Management Briefing 


What is the issue?

The latest statistics compiled by the Health and Safety Executive indicate there were 148 workers killed at work in one year with a further 114,000 other injuries to employees being reported under the Reporting of Injuries Diseases and Dangerous Occurrences Regulations 2013 (RIDDOR).

All accidents and incidents, no matter how minor, need to be investigated to some degree to ensure that it can be assured that they are less likely to reoccur in the future and to assist in the monitoring of the health and safety management system.

Certain types of more serious incidents need to be recorded or reported to the HSE Incident Contact Centre under the Reporting of Injuries, Diseases and Dangerous Occurrences Regulations 2013:

  • – Deaths and listed specified injuries to any person affected by the work activity
  • – Over seven day injuries to employees, or self employed working on an employers’ premises
  • – Specified reportable diseases
  • – Dangerous occurrences
  • – Certain gas incidents involving fuel gases


Although not reportable, it is a legal requirement for records to be kept for over three day injuries to employees and self employed working on an employer’s premises.

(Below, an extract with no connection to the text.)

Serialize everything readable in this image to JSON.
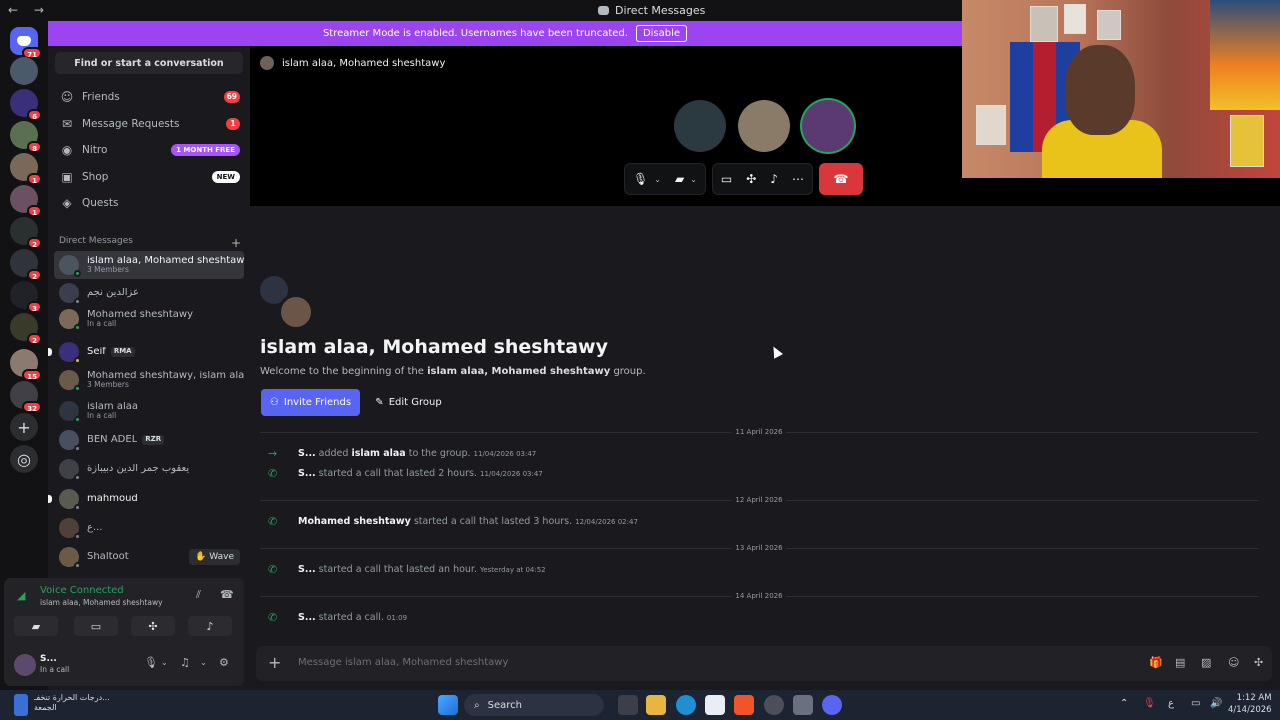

  • – Ensure your organisation has an Accident Book available at each location or an equivalent means of recording accidents to employees (that has been approved by the Department of Work and Pensions)
  • – Ensure that the reports are evaluated and filed confidentially once completed
  • – Produce quarterly and/or annual reports showing accident trends
  • – Ensure that your organisation has an agreed process for accident investigation. For larger organisations it is recommended that the procedure is documented and includes clear instructions for managers on the actions to take in response to accidents including escalation arrangements
  • – Ensure that your organisation has arrangements to promptly identify incidents which are reportable under RIDDOR, arrangements for reporting these within required timescales and for maintaining records
  • – Ensure that you have trained first aid personnel and equipment


Case Law

Supermarket giant Tesco was prosecuted for not reporting staff accidents properly at two of its Berkshire stores for incidents, which took place in 2009 and 2010.

Council officers discovered Tesco had failed to report two employee accidents at its Warfield store and another at its store at The Meadows in Sandhurst.

The failures were uncovered during an investigation into the retailer’s failure to stop an unsafe working practice that involved using a metal plate to unload vehicles at the Warfield store.

Tesco was fined £34,000 after pleading guilty to three breaches of Regulation 3 of the Reporting of Injuries, Diseases and Dangerous Occurrences Regulations 1995. (These Regulations were those in force prior to the current 2013 Regulations).


Did you know?

Incidents must be reported on line with the exception of deaths, and specified injuries which can be reported by telephone. Deaths, dangerous occurrences and specified injuries, gas incidents and reportable disease have to be reported immediately and over seven day injuries within no longer than 15 days.


Getting in touch 

If you have any questions on these issues, please contact Hettle Andrews today.



These example Employee Fact sheets are provided by Hettle Andrews & Associates for general guidance on matters of interest. In making these documents available to a general and diverse audience it is not possible to anticipate the requirements or the hazards of any subscriber’s business.  Users are therefore advised to carefully evaluate the contents.

Hettle Andrews & Associates does not accept any liability whatsoever for injury, damage or other losses which may arise from reliance on this information and the use of these documents.

Copyright of these documents remains with Hettle Andrews & Associates and whilst subscribers are permitted to make use of them for their own purposes, permission is not granted for resale of the intellectual property to third parties